DATA IN THIS EXERCISE:
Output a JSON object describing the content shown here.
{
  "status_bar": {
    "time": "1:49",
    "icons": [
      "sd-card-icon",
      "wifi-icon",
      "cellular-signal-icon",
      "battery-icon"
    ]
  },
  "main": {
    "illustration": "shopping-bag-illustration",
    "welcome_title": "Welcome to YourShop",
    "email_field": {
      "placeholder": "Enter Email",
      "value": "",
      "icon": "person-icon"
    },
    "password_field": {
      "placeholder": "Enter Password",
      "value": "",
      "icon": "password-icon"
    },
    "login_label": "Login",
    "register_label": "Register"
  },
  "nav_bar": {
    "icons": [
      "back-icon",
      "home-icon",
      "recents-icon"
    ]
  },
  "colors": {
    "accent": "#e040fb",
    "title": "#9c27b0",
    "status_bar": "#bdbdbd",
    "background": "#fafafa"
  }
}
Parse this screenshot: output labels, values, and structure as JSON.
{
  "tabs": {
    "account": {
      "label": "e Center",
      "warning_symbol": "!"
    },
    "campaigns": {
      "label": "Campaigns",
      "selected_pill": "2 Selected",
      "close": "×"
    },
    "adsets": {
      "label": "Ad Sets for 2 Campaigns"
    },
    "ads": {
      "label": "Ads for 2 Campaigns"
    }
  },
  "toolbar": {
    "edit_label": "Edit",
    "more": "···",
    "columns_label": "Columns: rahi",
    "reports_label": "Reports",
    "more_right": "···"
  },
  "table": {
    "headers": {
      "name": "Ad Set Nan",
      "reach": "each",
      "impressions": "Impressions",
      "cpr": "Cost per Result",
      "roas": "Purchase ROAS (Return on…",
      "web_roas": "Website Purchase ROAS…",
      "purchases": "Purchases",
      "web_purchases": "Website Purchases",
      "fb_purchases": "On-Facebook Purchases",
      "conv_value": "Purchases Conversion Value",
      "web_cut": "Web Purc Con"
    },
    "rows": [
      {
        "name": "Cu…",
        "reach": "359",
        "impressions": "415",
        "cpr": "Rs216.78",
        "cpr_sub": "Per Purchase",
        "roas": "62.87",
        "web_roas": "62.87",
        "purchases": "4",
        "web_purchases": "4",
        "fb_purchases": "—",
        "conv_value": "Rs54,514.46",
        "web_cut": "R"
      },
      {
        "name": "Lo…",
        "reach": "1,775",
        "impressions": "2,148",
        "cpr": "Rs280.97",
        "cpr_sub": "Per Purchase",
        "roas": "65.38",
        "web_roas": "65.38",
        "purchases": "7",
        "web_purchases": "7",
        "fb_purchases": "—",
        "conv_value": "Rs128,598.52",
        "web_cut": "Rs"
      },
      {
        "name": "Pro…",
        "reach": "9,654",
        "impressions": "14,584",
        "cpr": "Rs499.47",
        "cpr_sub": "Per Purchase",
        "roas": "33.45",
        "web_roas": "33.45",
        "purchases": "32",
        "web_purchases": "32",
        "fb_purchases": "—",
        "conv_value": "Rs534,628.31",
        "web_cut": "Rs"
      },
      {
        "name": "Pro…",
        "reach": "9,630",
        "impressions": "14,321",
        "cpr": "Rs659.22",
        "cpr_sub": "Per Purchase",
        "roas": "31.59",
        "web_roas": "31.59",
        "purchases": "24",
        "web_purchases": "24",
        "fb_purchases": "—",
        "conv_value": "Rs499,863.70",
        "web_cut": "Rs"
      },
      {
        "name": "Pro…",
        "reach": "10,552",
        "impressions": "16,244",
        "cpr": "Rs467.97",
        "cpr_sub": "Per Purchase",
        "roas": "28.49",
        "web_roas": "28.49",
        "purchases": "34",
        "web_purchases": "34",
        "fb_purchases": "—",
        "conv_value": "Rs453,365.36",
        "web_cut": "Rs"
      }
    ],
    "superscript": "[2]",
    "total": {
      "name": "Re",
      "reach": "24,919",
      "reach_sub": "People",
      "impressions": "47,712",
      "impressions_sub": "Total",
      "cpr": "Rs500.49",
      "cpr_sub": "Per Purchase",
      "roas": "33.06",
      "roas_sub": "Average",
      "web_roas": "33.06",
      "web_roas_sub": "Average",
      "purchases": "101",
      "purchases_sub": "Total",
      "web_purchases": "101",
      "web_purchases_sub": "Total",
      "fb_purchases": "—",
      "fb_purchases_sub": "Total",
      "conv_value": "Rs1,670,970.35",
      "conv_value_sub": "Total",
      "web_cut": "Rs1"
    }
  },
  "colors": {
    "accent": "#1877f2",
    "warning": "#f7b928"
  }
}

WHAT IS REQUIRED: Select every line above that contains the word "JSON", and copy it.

TASK SOLUTION:
Output a JSON object describing the content shown here.
Parse this screenshot: output labels, values, and structure as JSON.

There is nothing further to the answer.